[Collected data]
>>>
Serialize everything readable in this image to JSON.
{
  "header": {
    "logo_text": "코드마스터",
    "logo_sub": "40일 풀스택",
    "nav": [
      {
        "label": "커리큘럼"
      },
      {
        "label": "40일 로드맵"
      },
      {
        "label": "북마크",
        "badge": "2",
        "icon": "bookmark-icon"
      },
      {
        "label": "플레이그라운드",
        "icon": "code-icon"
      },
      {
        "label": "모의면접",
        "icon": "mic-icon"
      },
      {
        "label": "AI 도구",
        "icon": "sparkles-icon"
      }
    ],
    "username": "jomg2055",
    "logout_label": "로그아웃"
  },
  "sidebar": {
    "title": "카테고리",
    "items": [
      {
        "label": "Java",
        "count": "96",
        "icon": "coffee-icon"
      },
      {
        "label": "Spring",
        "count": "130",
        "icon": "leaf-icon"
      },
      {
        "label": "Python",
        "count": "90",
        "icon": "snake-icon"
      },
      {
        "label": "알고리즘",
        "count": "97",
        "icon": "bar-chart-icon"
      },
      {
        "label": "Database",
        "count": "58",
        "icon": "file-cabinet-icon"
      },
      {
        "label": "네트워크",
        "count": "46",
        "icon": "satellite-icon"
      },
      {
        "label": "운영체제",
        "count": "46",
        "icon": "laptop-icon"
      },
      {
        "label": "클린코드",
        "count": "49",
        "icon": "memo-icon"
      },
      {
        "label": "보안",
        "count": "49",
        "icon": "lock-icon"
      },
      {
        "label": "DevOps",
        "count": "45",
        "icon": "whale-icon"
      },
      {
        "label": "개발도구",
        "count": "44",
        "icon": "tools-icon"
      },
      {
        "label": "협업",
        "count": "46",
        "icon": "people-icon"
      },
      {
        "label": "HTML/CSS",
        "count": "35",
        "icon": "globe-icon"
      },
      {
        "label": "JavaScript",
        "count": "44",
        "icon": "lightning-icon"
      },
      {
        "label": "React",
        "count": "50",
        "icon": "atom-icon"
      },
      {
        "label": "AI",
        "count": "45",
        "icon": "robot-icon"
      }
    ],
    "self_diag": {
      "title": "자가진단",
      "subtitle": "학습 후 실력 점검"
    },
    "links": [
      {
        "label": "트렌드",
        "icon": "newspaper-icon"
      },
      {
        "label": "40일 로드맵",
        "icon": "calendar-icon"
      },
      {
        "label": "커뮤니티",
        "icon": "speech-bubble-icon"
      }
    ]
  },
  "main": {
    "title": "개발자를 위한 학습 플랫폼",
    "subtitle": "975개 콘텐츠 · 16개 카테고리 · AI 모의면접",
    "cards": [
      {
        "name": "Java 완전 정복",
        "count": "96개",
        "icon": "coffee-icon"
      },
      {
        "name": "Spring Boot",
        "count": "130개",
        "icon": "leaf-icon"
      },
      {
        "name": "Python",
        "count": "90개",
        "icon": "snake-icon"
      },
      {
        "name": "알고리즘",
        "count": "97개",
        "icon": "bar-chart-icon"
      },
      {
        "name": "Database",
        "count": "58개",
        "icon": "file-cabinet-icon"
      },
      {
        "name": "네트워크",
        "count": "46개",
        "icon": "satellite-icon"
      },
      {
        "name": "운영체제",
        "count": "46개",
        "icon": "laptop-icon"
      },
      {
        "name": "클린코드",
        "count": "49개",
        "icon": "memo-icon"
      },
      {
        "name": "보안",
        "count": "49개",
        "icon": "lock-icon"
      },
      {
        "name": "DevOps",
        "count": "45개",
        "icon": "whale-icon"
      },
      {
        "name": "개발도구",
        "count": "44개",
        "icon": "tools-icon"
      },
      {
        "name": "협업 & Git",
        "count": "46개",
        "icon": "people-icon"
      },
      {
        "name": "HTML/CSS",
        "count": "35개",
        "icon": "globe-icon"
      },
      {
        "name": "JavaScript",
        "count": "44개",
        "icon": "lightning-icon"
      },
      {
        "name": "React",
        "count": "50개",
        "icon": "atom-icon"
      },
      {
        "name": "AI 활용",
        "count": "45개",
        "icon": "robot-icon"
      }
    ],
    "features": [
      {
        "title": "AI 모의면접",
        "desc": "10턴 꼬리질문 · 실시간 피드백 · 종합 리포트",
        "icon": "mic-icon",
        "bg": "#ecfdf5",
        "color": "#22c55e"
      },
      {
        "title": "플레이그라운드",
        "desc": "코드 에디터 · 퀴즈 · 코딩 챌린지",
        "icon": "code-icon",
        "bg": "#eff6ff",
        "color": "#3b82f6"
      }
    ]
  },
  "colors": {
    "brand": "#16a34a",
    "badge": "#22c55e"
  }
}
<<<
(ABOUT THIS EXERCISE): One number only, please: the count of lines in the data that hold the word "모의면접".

(TASK RESULT): 3